Thoughout the movie the English main character communicates to the Indigenous natives with the dialect of Spanish. Considering that the natives have not come into contact with 'the white man' before, there is no way that they could have learnt this language and therefore understand him. See more »
If we may find a city, where one was considered impossible to exist, it may well write a whole new chapter in human history.
See more »
This is a wonderful film that restores faith in the traditional art of movie making. Richly shot on 35mm by DoP Darius Khondji, every frame feels like an exquisite painting, carefully constructed by a filmmaker at the top of his game in James Gray. The backdrops of England, the Western Front and Amazonia all have interest on every inch of the screen and yet for all this color and texture, it is the characters that leave you thinking long after exiting the theater.
Charlie Hunnam, as Col. Percy Fawcett, is adequate and measured, but it is star turns from Sienna Miller (Percy's wife), Robert Pattinson (companion Henry Costin), and a ruddy cheeked and opulent Angus MacFadyen (wealthy explorer James Murray) that make the film. The haunting struggle and draw of the jungle and the world Percy leaves behind is revealed through committed portrayals of three dimensional characters who are both authentic to their era and yet still relevant in 2017. And that is the theme that is so skillfully woven throughout the film by Gray, the conflict of portraying the "other" as whole and independent in a world that simplifies and condescends. That Gray could make a story about an early 20th Century British explorer resonate so profoundly with the world we live in today, shows that this is his finest work to date.
All lovers of cinema should see it, but anyone able see it from a beautiful 35mm print should definitely not miss the opportunity. This is filmmaking as it is supposed to be.

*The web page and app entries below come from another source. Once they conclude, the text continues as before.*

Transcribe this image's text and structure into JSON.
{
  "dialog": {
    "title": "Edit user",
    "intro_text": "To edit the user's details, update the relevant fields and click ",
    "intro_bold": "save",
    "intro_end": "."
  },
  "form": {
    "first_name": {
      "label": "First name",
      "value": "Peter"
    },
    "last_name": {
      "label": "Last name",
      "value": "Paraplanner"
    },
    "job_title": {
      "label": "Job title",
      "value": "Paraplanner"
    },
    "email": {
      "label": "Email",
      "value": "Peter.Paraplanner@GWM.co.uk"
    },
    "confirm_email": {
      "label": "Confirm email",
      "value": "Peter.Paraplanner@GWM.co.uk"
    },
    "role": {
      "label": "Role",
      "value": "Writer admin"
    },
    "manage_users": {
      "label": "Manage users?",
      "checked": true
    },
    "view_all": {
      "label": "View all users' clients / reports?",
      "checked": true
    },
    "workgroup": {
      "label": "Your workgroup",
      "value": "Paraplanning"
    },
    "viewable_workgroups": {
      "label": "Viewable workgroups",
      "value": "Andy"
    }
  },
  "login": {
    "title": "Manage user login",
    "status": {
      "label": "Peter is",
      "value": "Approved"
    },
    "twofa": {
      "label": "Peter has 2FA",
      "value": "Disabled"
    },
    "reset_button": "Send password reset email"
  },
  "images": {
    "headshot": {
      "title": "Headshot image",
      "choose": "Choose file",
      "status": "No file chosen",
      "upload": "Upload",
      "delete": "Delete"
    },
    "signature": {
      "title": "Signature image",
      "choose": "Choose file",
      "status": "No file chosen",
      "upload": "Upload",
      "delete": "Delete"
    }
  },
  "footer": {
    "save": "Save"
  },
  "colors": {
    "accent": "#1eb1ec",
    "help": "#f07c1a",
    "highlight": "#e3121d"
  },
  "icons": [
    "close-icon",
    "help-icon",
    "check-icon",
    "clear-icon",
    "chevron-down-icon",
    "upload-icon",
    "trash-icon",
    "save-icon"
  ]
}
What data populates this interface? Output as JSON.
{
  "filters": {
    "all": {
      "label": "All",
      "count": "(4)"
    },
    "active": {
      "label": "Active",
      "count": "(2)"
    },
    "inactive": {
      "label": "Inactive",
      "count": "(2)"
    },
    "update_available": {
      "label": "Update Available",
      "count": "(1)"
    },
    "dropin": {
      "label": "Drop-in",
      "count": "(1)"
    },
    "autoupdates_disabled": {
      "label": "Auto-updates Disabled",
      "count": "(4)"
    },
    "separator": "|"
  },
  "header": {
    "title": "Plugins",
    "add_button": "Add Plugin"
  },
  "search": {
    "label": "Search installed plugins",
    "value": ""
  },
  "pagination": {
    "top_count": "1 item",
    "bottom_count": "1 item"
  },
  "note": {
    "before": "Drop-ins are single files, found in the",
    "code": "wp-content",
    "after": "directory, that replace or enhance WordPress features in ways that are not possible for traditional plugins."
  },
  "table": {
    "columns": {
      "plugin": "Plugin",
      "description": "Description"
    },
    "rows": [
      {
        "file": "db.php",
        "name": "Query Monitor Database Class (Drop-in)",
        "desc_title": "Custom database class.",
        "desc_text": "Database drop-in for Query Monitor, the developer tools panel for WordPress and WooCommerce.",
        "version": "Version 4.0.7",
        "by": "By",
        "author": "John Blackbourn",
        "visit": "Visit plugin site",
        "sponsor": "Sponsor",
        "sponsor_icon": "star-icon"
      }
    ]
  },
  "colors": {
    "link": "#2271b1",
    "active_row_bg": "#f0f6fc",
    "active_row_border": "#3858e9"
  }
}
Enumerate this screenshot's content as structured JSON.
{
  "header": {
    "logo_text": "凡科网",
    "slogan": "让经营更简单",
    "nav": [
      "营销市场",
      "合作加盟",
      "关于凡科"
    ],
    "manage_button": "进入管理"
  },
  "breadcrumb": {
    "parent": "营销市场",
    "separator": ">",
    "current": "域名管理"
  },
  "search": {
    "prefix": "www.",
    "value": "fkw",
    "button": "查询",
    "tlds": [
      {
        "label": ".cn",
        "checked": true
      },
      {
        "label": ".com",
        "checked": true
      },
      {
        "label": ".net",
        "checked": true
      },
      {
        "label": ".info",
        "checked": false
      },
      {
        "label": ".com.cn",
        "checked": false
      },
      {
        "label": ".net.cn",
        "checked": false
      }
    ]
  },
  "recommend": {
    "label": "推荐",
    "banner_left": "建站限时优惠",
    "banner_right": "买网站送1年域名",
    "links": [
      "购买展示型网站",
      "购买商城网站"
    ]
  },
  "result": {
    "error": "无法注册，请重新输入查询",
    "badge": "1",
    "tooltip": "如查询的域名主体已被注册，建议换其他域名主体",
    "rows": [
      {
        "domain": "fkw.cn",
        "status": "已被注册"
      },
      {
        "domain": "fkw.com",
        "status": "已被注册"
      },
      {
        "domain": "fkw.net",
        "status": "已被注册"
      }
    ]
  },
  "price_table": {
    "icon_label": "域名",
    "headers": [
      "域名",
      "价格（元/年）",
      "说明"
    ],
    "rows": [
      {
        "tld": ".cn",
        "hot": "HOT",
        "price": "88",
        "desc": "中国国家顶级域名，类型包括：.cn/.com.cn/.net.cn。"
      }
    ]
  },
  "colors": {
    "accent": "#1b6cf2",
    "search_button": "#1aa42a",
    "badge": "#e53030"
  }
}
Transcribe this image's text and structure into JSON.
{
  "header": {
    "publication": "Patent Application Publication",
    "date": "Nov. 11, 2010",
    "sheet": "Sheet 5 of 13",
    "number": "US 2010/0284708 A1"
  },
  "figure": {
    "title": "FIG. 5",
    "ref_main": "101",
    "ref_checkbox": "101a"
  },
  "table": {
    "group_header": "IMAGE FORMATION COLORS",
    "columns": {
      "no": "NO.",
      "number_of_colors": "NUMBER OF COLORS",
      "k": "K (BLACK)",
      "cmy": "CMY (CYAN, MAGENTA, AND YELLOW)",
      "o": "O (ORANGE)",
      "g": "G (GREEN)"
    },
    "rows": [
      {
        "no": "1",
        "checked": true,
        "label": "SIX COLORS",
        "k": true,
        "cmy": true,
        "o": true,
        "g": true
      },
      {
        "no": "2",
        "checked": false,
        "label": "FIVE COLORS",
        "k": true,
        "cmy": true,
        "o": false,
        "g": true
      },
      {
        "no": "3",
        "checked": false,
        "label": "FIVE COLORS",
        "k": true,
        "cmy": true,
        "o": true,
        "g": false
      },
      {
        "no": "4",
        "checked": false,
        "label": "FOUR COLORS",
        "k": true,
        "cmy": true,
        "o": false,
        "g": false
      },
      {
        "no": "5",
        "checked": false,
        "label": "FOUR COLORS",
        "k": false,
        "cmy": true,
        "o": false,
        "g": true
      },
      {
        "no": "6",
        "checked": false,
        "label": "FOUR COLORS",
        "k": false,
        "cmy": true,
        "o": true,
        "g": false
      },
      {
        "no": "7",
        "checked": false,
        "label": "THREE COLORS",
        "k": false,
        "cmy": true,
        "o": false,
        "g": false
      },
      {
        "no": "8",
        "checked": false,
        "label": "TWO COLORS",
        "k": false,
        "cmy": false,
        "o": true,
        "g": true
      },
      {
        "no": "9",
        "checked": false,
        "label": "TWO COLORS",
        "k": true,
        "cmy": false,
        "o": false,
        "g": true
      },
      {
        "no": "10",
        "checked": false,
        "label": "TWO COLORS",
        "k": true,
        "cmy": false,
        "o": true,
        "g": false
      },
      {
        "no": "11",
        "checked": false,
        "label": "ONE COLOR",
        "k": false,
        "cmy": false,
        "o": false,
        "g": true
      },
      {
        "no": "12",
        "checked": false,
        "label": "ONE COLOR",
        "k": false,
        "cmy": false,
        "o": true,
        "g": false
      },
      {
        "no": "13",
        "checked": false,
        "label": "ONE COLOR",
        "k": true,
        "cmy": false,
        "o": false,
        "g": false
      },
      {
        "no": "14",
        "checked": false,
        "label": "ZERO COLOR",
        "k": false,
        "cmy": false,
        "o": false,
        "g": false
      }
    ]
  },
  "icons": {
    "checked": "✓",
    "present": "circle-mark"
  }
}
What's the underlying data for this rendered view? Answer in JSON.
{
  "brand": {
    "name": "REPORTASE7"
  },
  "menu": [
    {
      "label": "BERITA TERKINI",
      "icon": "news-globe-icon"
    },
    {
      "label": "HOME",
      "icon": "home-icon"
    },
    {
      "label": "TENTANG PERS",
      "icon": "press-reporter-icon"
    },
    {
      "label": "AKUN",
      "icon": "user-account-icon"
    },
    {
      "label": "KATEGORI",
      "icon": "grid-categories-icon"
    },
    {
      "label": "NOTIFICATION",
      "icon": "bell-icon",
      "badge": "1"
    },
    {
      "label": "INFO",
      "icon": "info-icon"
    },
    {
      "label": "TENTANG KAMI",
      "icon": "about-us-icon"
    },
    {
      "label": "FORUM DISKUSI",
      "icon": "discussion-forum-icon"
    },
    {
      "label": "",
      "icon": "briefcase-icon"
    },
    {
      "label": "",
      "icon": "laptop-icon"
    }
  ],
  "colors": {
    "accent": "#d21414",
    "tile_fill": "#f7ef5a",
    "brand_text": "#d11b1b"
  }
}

106 of 181 people found this review helpful.
Was this review helpful to you?